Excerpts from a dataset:
════════

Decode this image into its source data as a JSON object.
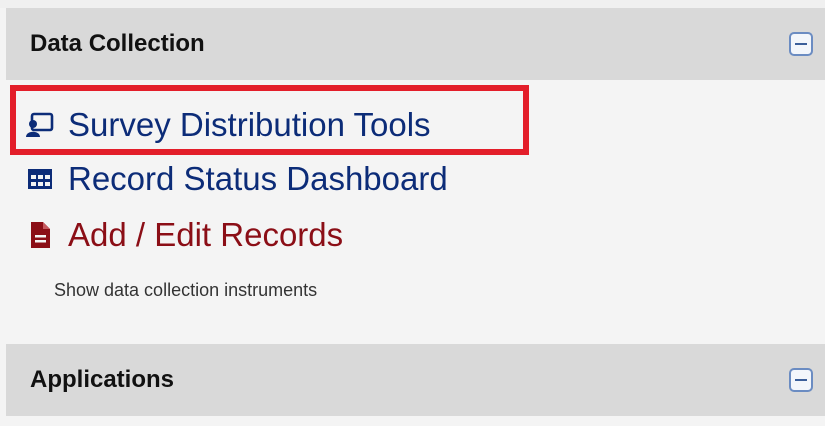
{
  "sections": [
    {
      "title": "Data Collection",
      "items": [
        {
          "label": "Survey Distribution Tools",
          "icon": "survey-distribution-icon",
          "color": "#0c2c78"
        },
        {
          "label": "Record Status Dashboard",
          "icon": "table-grid-icon",
          "color": "#0c2c78"
        },
        {
          "label": "Add / Edit Records",
          "icon": "document-icon",
          "color": "#8b0e16"
        }
      ],
      "hint": "Show data collection instruments"
    },
    {
      "title": "Applications"
    }
  ],
  "colors": {
    "header_bg": "#d9d9d9",
    "body_bg": "#f4f4f4",
    "highlight": "#e31e2a",
    "link_blue": "#0c2c78",
    "link_red": "#8b0e16"
  }
}
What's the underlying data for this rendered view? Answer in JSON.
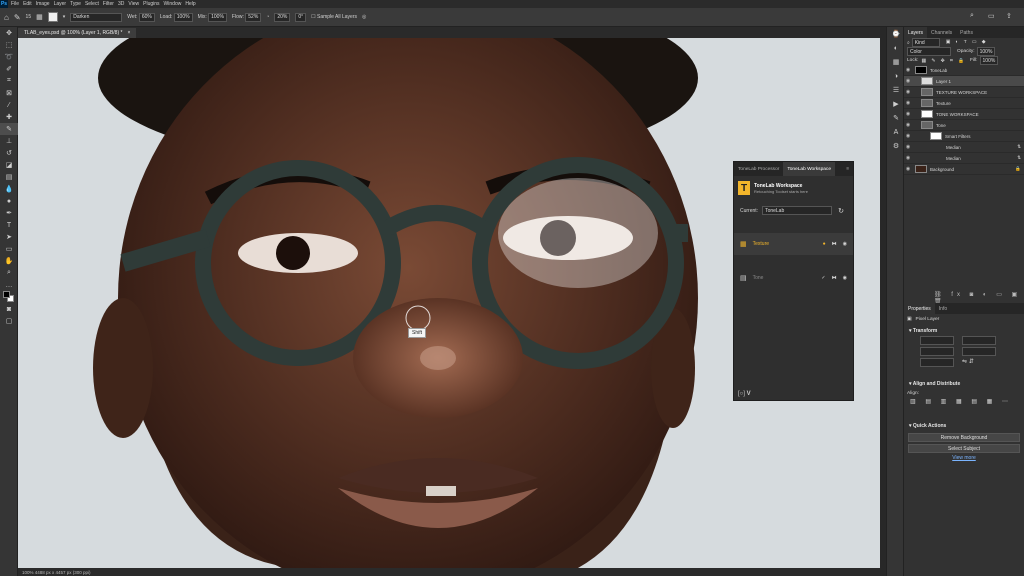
{
  "menubar": {
    "logo": "Ps",
    "items": [
      "File",
      "Edit",
      "Image",
      "Layer",
      "Type",
      "Select",
      "Filter",
      "3D",
      "View",
      "Plugins",
      "Window",
      "Help"
    ]
  },
  "options": {
    "brush_size": "15",
    "mode_label": "Mode:",
    "mode": "Darken",
    "wet_label": "Wet:",
    "wet": "60%",
    "load_label": "Load:",
    "load": "100%",
    "mix_label": "Mix:",
    "mix": "100%",
    "flow_label": "Flow:",
    "flow": "52%",
    "angle": "20%",
    "angle2": "0°",
    "sample_all": "Sample All Layers"
  },
  "document": {
    "tab_title": "TLAB_eyes.psd @ 100% (Layer 1, RGB/8) *",
    "status": "100%   4488 px x 4457 px (300 ppi)"
  },
  "canvas": {
    "cursor_label": "Shift"
  },
  "tonelab": {
    "tabs": [
      "ToneLab Processor",
      "ToneLab Workspace"
    ],
    "brand_title": "ToneLab Workspace",
    "brand_sub": "Retouching Toolset starts here",
    "current_label": "Current:",
    "current_value": "ToneLab",
    "rows": [
      {
        "label": "Texture"
      },
      {
        "label": "Tone"
      }
    ]
  },
  "layers_panel": {
    "tabs": [
      "Layers",
      "Channels",
      "Paths"
    ],
    "kind": "Kind",
    "blend_mode": "Color",
    "opacity_label": "Opacity:",
    "opacity": "100%",
    "lock_label": "Lock:",
    "fill_label": "Fill:",
    "fill": "100%",
    "layers": [
      {
        "name": "ToneLab",
        "indent": 0
      },
      {
        "name": "Layer 1",
        "indent": 1
      },
      {
        "name": "TEXTURE WORKSPACE",
        "indent": 1
      },
      {
        "name": "Texture",
        "indent": 1
      },
      {
        "name": "TONE WORKSPACE",
        "indent": 1
      },
      {
        "name": "Tone",
        "indent": 1
      },
      {
        "name": "Smart Filters",
        "indent": 2
      },
      {
        "name": "Median",
        "indent": 3
      },
      {
        "name": "Median",
        "indent": 3
      },
      {
        "name": "Background",
        "indent": 0
      }
    ]
  },
  "properties_panel": {
    "tabs": [
      "Properties",
      "Info"
    ],
    "layer_type": "Pixel Layer",
    "transform": "Transform",
    "align": "Align and Distribute",
    "align_label": "Align:",
    "quick_actions": "Quick Actions",
    "remove_bg": "Remove Background",
    "select_subject": "Select Subject",
    "view_more": "View more"
  }
}
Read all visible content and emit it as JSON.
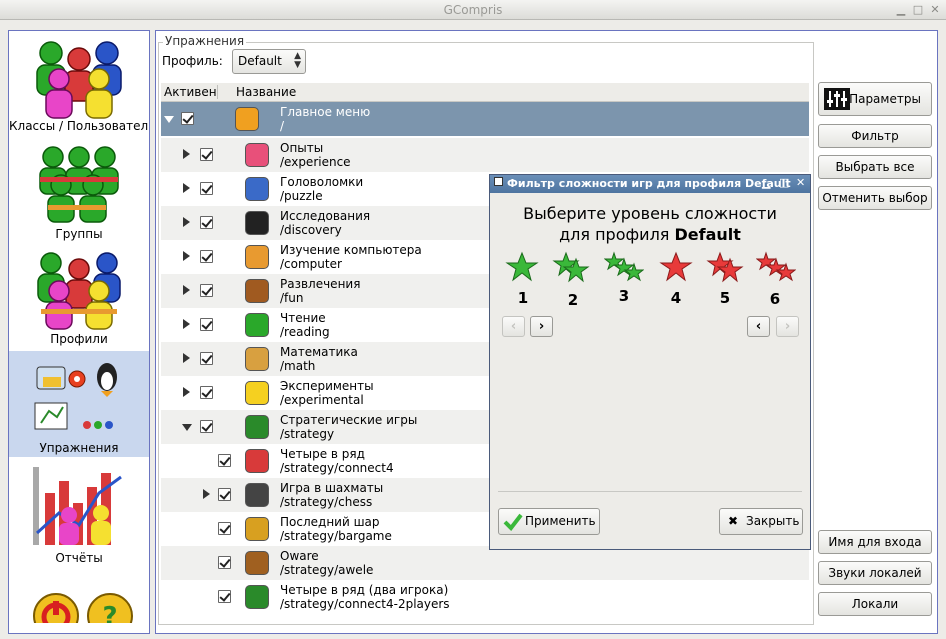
{
  "window": {
    "title": "GCompris"
  },
  "sidebar": {
    "items": [
      {
        "label": "Классы / Пользователи",
        "icon": "users-group-icon"
      },
      {
        "label": "Группы",
        "icon": "groups-icon"
      },
      {
        "label": "Профили",
        "icon": "profiles-icon"
      },
      {
        "label": "Упражнения",
        "icon": "activities-icon"
      },
      {
        "label": "Отчёты",
        "icon": "reports-icon"
      }
    ]
  },
  "activities": {
    "frame_label": "Упражнения",
    "profile_label": "Профиль:",
    "profile_value": "Default",
    "col_active": "Активен",
    "col_name": "Название",
    "rows": [
      {
        "name": "Главное меню",
        "path": "/",
        "icon": "plane-icon",
        "expand": "down"
      },
      {
        "name": "Опыты",
        "path": "/experience",
        "icon": "pig-icon",
        "expand": "right"
      },
      {
        "name": "Головоломки",
        "path": "/puzzle",
        "icon": "puzzle-icon",
        "expand": "right"
      },
      {
        "name": "Исследования",
        "path": "/discovery",
        "icon": "tux-icon",
        "expand": "right"
      },
      {
        "name": "Изучение компьютера",
        "path": "/computer",
        "icon": "computer-icon",
        "expand": "right"
      },
      {
        "name": "Развлечения",
        "path": "/fun",
        "icon": "bear-icon",
        "expand": "right"
      },
      {
        "name": "Чтение",
        "path": "/reading",
        "icon": "reading-icon",
        "expand": "right"
      },
      {
        "name": "Математика",
        "path": "/math",
        "icon": "math-icon",
        "expand": "right"
      },
      {
        "name": "Эксперименты",
        "path": "/experimental",
        "icon": "warning-icon",
        "expand": "right"
      },
      {
        "name": "Стратегические игры",
        "path": "/strategy",
        "icon": "strategy-icon",
        "expand": "down"
      },
      {
        "name": "Четыре в ряд",
        "path": "/strategy/connect4",
        "icon": "connect4-icon",
        "expand": "none"
      },
      {
        "name": "Игра в шахматы",
        "path": "/strategy/chess",
        "icon": "chess-icon",
        "expand": "right"
      },
      {
        "name": "Последний шар",
        "path": "/strategy/bargame",
        "icon": "bargame-icon",
        "expand": "none"
      },
      {
        "name": "Oware",
        "path": "/strategy/awele",
        "icon": "awele-icon",
        "expand": "none"
      },
      {
        "name": "Четыре в ряд (два игрока)",
        "path": "/strategy/connect4-2players",
        "icon": "connect4-2p-icon",
        "expand": "none"
      }
    ]
  },
  "right_buttons": {
    "params": "Параметры",
    "filter": "Фильтр",
    "select_all": "Выбрать все",
    "deselect": "Отменить выбор",
    "login_name": "Имя для входа",
    "locale_sounds": "Звуки локалей",
    "locale": "Локали"
  },
  "dialog": {
    "title": "Фильтр сложности игр для профиля Default",
    "heading_line1": "Выберите уровень сложности",
    "heading_line2_prefix": "для профиля ",
    "heading_line2_bold": "Default",
    "levels": [
      "1",
      "2",
      "3",
      "4",
      "5",
      "6"
    ],
    "apply": "Применить",
    "close": "Закрыть"
  },
  "colors": {
    "selected_row": "#7c95ad",
    "dialog_title": "#4e74a0",
    "sidebar_active": "#c9d7ee"
  }
}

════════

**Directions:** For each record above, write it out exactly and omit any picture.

**Solution:**
Decode this image into its source data as a JSON object.
{
  "sections": [
    {
      "title": "Data Collection",
      "items": [
        {
          "label": "Survey Distribution Tools",
          "icon": "survey-distribution-icon",
          "color": "#0c2c78"
        },
        {
          "label": "Record Status Dashboard",
          "icon": "table-grid-icon",
          "color": "#0c2c78"
        },
        {
          "label": "Add / Edit Records",
          "icon": "document-icon",
          "color": "#8b0e16"
        }
      ],
      "hint": "Show data collection instruments"
    },
    {
      "title": "Applications"
    }
  ],
  "colors": {
    "header_bg": "#d9d9d9",
    "body_bg": "#f4f4f4",
    "highlight": "#e31e2a",
    "link_blue": "#0c2c78",
    "link_red": "#8b0e16"
  }
}
What's the underlying data for this rendered view? Answer in JSON.
{
  "menubar": {
    "logo": "Ps",
    "items": [
      "File",
      "Edit",
      "Image",
      "Layer",
      "Type",
      "Select",
      "Filter",
      "3D",
      "View",
      "Plugins",
      "Window",
      "Help"
    ]
  },
  "options": {
    "brush_size": "15",
    "mode_label": "Mode:",
    "mode": "Darken",
    "wet_label": "Wet:",
    "wet": "60%",
    "load_label": "Load:",
    "load": "100%",
    "mix_label": "Mix:",
    "mix": "100%",
    "flow_label": "Flow:",
    "flow": "52%",
    "angle": "20%",
    "angle2": "0°",
    "sample_all": "Sample All Layers"
  },
  "document": {
    "tab_title": "TLAB_eyes.psd @ 100% (Layer 1, RGB/8) *",
    "status": "100%   4488 px x 4457 px (300 ppi)"
  },
  "canvas": {
    "cursor_label": "Shift"
  },
  "tonelab": {
    "tabs": [
      "ToneLab Processor",
      "ToneLab Workspace"
    ],
    "brand_title": "ToneLab Workspace",
    "brand_sub": "Retouching Toolset starts here",
    "current_label": "Current:",
    "current_value": "ToneLab",
    "rows": [
      {
        "label": "Texture"
      },
      {
        "label": "Tone"
      }
    ]
  },
  "layers_panel": {
    "tabs": [
      "Layers",
      "Channels",
      "Paths"
    ],
    "kind": "Kind",
    "blend_mode": "Color",
    "opacity_label": "Opacity:",
    "opacity": "100%",
    "lock_label": "Lock:",
    "fill_label": "Fill:",
    "fill": "100%",
    "layers": [
      {
        "name": "ToneLab",
        "indent": 0
      },
      {
        "name": "Layer 1",
        "indent": 1
      },
      {
        "name": "TEXTURE WORKSPACE",
        "indent": 1
      },
      {
        "name": "Texture",
        "indent": 1
      },
      {
        "name": "TONE WORKSPACE",
        "indent": 1
      },
      {
        "name": "Tone",
        "indent": 1
      },
      {
        "name": "Smart Filters",
        "indent": 2
      },
      {
        "name": "Median",
        "indent": 3
      },
      {
        "name": "Median",
        "indent": 3
      },
      {
        "name": "Background",
        "indent": 0
      }
    ]
  },
  "properties_panel": {
    "tabs": [
      "Properties",
      "Info"
    ],
    "layer_type": "Pixel Layer",
    "transform": "Transform",
    "align": "Align and Distribute",
    "align_label": "Align:",
    "quick_actions": "Quick Actions",
    "remove_bg": "Remove Background",
    "select_subject": "Select Subject",
    "view_more": "View more"
  }
}
Read all visible content and emit it as JSON.
{
  "window": {
    "title": "GCompris"
  },
  "sidebar": {
    "items": [
      {
        "label": "Классы / Пользователи",
        "icon": "users-group-icon"
      },
      {
        "label": "Группы",
        "icon": "groups-icon"
      },
      {
        "label": "Профили",
        "icon": "profiles-icon"
      },
      {
        "label": "Упражнения",
        "icon": "activities-icon"
      },
      {
        "label": "Отчёты",
        "icon": "reports-icon"
      }
    ]
  },
  "activities": {
    "frame_label": "Упражнения",
    "profile_label": "Профиль:",
    "profile_value": "Default",
    "col_active": "Активен",
    "col_name": "Название",
    "rows": [
      {
        "name": "Главное меню",
        "path": "/",
        "icon": "plane-icon",
        "expand": "down"
      },
      {
        "name": "Опыты",
        "path": "/experience",
        "icon": "pig-icon",
        "expand": "right"
      },
      {
        "name": "Головоломки",
        "path": "/puzzle",
        "icon": "puzzle-icon",
        "expand": "right"
      },
      {
        "name": "Исследования",
        "path": "/discovery",
        "icon": "tux-icon",
        "expand": "right"
      },
      {
        "name": "Изучение компьютера",
        "path": "/computer",
        "icon": "computer-icon",
        "expand": "right"
      },
      {
        "name": "Развлечения",
        "path": "/fun",
        "icon": "bear-icon",
        "expand": "right"
      },
      {
        "name": "Чтение",
        "path": "/reading",
        "icon": "reading-icon",
        "expand": "right"
      },
      {
        "name": "Математика",
        "path": "/math",
        "icon": "math-icon",
        "expand": "right"
      },
      {
        "name": "Эксперименты",
        "path": "/experimental",
        "icon": "warning-icon",
        "expand": "right"
      },
      {
        "name": "Стратегические игры",
        "path": "/strategy",
        "icon": "strategy-icon",
        "expand": "down"
      },
      {
        "name": "Четыре в ряд",
        "path": "/strategy/connect4",
        "icon": "connect4-icon",
        "expand": "none"
      },
      {
        "name": "Игра в шахматы",
        "path": "/strategy/chess",
        "icon": "chess-icon",
        "expand": "right"
      },
      {
        "name": "Последний шар",
        "path": "/strategy/bargame",
        "icon": "bargame-icon",
        "expand": "none"
      },
      {
        "name": "Oware",
        "path": "/strategy/awele",
        "icon": "awele-icon",
        "expand": "none"
      },
      {
        "name": "Четыре в ряд (два игрока)",
        "path": "/strategy/connect4-2players",
        "icon": "connect4-2p-icon",
        "expand": "none"
      }
    ]
  },
  "right_buttons": {
    "params": "Параметры",
    "filter": "Фильтр",
    "select_all": "Выбрать все",
    "deselect": "Отменить выбор",
    "login_name": "Имя для входа",
    "locale_sounds": "Звуки локалей",
    "locale": "Локали"
  },
  "dialog": {
    "title": "Фильтр сложности игр для профиля Default",
    "heading_line1": "Выберите уровень сложности",
    "heading_line2_prefix": "для профиля ",
    "heading_line2_bold": "Default",
    "levels": [
      "1",
      "2",
      "3",
      "4",
      "5",
      "6"
    ],
    "apply": "Применить",
    "close": "Закрыть"
  },
  "colors": {
    "selected_row": "#7c95ad",
    "dialog_title": "#4e74a0",
    "sidebar_active": "#c9d7ee"
  }
}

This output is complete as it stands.